Jury selection begins in Gerlach manslaughter trial

Jury selection begins in Gerlach manslaughter trial

SPOKANE, Wash. - Jury selection began Monday for one of Spokane's most hotly debated shootings as Gail Gerlach stands trial for manslaughter.

Gerlach has admitted shooting a convicted car thief who was stealing an SUV out of Gerlach's driveway when Gerlach opened fire.

Prospective jurors are being quizzed about their gun ownership and both the trial judge and attorneys are learning that a lot of Spokane County residents own guns and have concealed weapons permits.

Prospective jurors are also being asked if they've ever belonged to the NRA.

Judge Annette Plese summoned 100 Spokane County residents to Superior Court Monday morning and after they were sworn to tell the truth about their qualifications as prospective jurors the court told the group about what type of questions they'd be answering.

"The questions are not being asked to invade your privacy but to select a fair and impartial jury," Judge Plese told the prospective jurors.

Plese first asked the panel about what they've heard about the case in the media but then the questionnaire zeroed in gun ownership. Both the defense and prosecutors want to know about NRA membership and any other pro-gun leanings because Gerlach is accused to shooting a man stealing his SUV.

One prospective juror was dismissed because he told the court he felt Gerlach had the right to defend his property. Another was dismissed after she said people who carry guns bring trouble on themselves.

Right now, the court is looking for jurors who haven't formed an opinion and still have open minds.

"It will be your duty to determine the facts that have been proved in court. It is also your duty to accept your law from the court regardless of what you think the law should be," Plese said.

Of course that will be the trick, finding jurors ready to set aside their own beliefs in this case that has polarized our community and only consider the evidence and law presented in court. 78 of the 100 people who filled out the questionnaire had concerns about that today.

While the court is still working to determine who will sit on the jury, the court has ruled at least one person will not be allowed in the courtroom during the trial.
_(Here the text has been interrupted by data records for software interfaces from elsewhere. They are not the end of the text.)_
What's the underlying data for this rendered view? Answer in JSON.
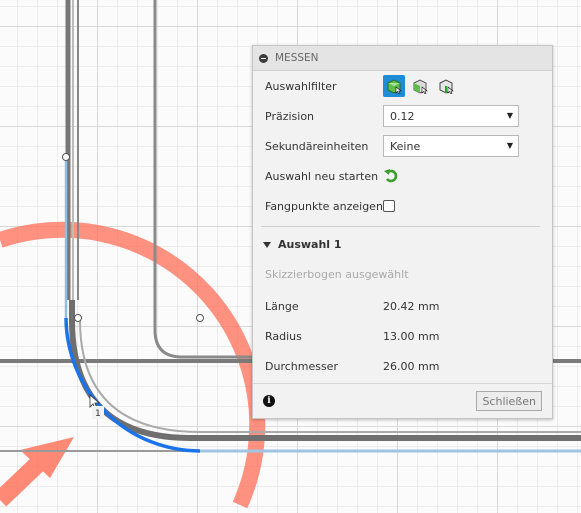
{
  "canvas": {
    "point_label": "1"
  },
  "panel": {
    "title": "MESSEN",
    "selection_filter": {
      "label": "Auswahlfilter",
      "icons": [
        "select-body-icon",
        "select-face-icon",
        "select-edge-icon"
      ],
      "active": "select-body-icon"
    },
    "precision": {
      "label": "Präzision",
      "value": "0.12"
    },
    "secondary_units": {
      "label": "Sekundäreinheiten",
      "value": "Keine"
    },
    "restart_selection": {
      "label": "Auswahl neu starten",
      "icon": "restart-arrow-icon"
    },
    "show_snap_points": {
      "label": "Fangpunkte anzeigen",
      "checked": false
    },
    "selection": {
      "title": "Auswahl 1",
      "hint": "Skizzierbogen ausgewählt",
      "length": {
        "label": "Länge",
        "value": "20.42 mm"
      },
      "radius": {
        "label": "Radius",
        "value": "13.00 mm"
      },
      "diameter": {
        "label": "Durchmesser",
        "value": "26.00 mm"
      }
    },
    "close_label": "Schließen"
  },
  "colors": {
    "accent": "#1e8dd6",
    "selection_blue": "#1a73e8",
    "triad_red": "#ff6e55"
  }
}
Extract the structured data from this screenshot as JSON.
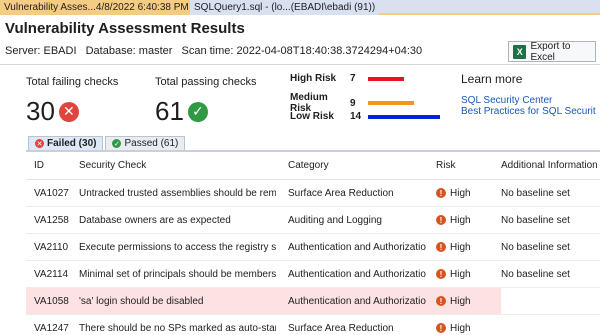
{
  "tabs": [
    {
      "label": "Vulnerability Asses...4/8/2022 6:40:38 PM",
      "pin": "⊣",
      "close": "✕"
    },
    {
      "label": "SQLQuery1.sql - (lo...(EBADI\\ebadi (91))"
    }
  ],
  "header": {
    "title": "Vulnerability Assessment Results",
    "server": "Server: EBADI",
    "database": "Database: master",
    "scan_time": "Scan time: 2022-04-08T18:40:38.3724294+04:30",
    "export_label": "Export to Excel"
  },
  "summary": {
    "failing_label": "Total failing checks",
    "failing_count": "30",
    "passing_label": "Total passing checks",
    "passing_count": "61",
    "risks": [
      {
        "name": "High Risk",
        "count": "7",
        "color": "#e81123",
        "fraction": 0.5
      },
      {
        "name": "Medium Risk",
        "count": "9",
        "color": "#f7931e",
        "fraction": 0.643
      },
      {
        "name": "Low Risk",
        "count": "14",
        "color": "#0a1ee0",
        "fraction": 1.0
      }
    ]
  },
  "learn": {
    "title": "Learn more",
    "links": [
      "SQL Security Center",
      "Best Practices for SQL Securit"
    ]
  },
  "result_tabs": [
    {
      "label": "Failed  (30)",
      "status": "failed",
      "active": true
    },
    {
      "label": "Passed  (61)",
      "status": "passed",
      "active": false
    }
  ],
  "table": {
    "columns": [
      "ID",
      "Security Check",
      "Category",
      "Risk",
      "Additional Information"
    ],
    "rows": [
      {
        "id": "VA1027",
        "check": "Untracked trusted assemblies should be remove",
        "category": "Surface Area Reduction",
        "risk": "High",
        "info": "No baseline set"
      },
      {
        "id": "VA1258",
        "check": "Database owners are as expected",
        "category": "Auditing and Logging",
        "risk": "High",
        "info": "No baseline set"
      },
      {
        "id": "VA2110",
        "check": "Execute permissions to access the registry shoul",
        "category": "Authentication and Authorization",
        "risk": "High",
        "info": "No baseline set"
      },
      {
        "id": "VA2114",
        "check": "Minimal set of principals should be members of",
        "category": "Authentication and Authorization",
        "risk": "High",
        "info": "No baseline set"
      },
      {
        "id": "VA1058",
        "check": "'sa' login should be disabled",
        "category": "Authentication and Authorization",
        "risk": "High",
        "info": "",
        "selected": true
      },
      {
        "id": "VA1247",
        "check": "There should be no SPs marked as auto-start",
        "category": "Surface Area Reduction",
        "risk": "High",
        "info": ""
      }
    ]
  }
}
Gail Gerlach's wife cannot be called by prosecutors as a witness, because of a law that protects spouses from having to testify against each other, but she may be called as a defense witness and so can't be inside the courtroom to support her husband during the trial.